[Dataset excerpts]

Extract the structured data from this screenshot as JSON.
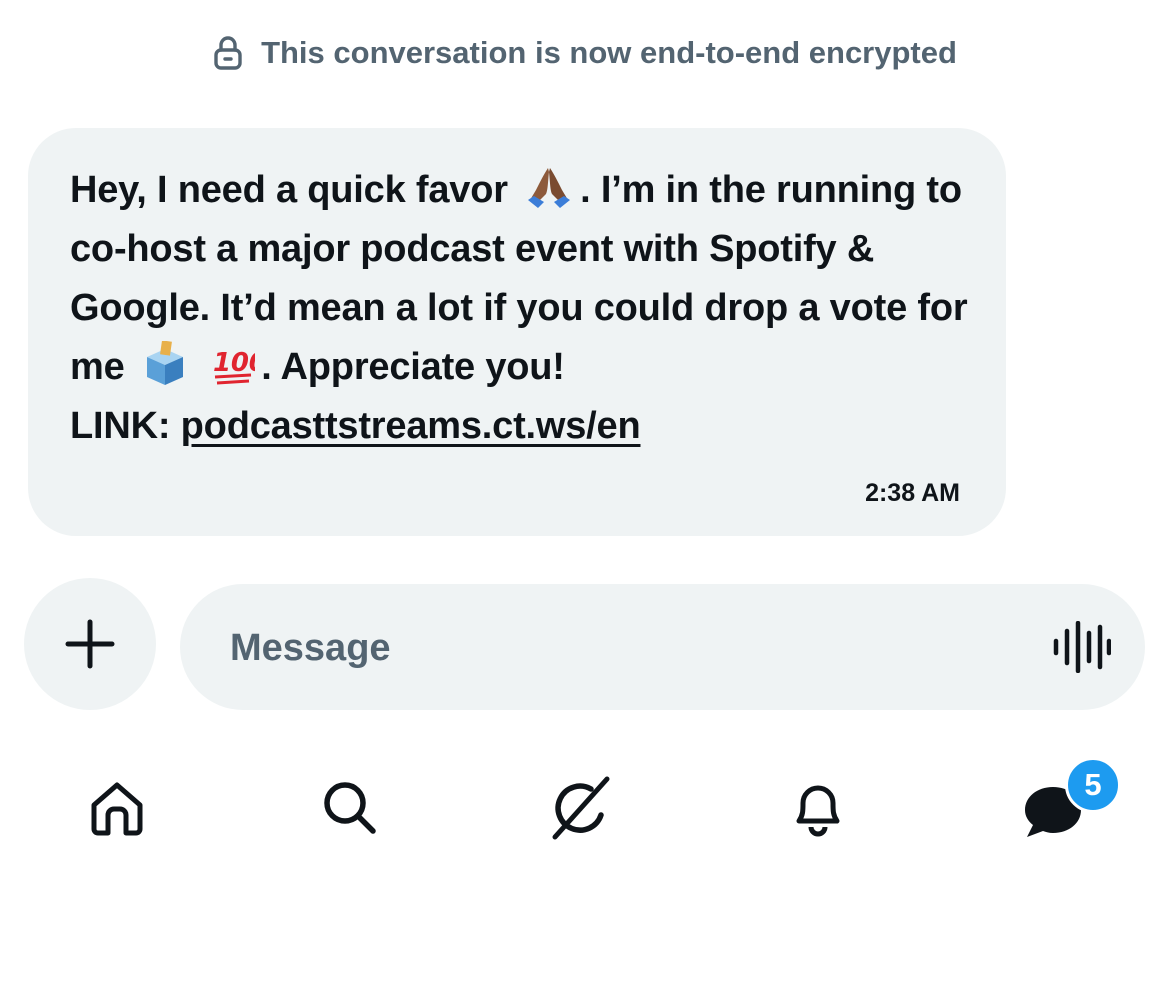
{
  "encryption_notice": {
    "icon": "lock-icon",
    "text": "This conversation is now end-to-end encrypted"
  },
  "message": {
    "line1_before_emoji": "Hey, I need a quick favor",
    "line1_after_emoji": ". I’m in the",
    "body_middle": "running to co-host a major podcast event with Spotify & Google. It’d mean a lot if you could drop a vote for me",
    "body_after_emoji": ". Appreciate you!",
    "link_label": "LINK:",
    "link_text": "podcasttstreams.ct.ws/en",
    "time": "2:38 AM",
    "emojis": [
      "folded-hands",
      "ballot-box",
      "hundred-points"
    ]
  },
  "composer": {
    "placeholder": "Message",
    "plus_icon": "plus-icon",
    "voice_icon": "voice-waveform-icon"
  },
  "tabbar": {
    "items": [
      {
        "name": "home",
        "icon": "home-icon"
      },
      {
        "name": "search",
        "icon": "search-icon"
      },
      {
        "name": "grok",
        "icon": "grok-icon"
      },
      {
        "name": "notifications",
        "icon": "bell-icon"
      },
      {
        "name": "messages",
        "icon": "chat-bubble-icon"
      }
    ],
    "messages_badge": "5"
  },
  "colors": {
    "bubble_bg": "#eff3f4",
    "muted_text": "#536471",
    "text": "#0f1419",
    "badge": "#1d9bf0"
  }
}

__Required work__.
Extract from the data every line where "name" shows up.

__Completed task__.
        "name": "home",
        "name": "search",
        "name": "grok",
        "name": "notifications",
        "name": "messages",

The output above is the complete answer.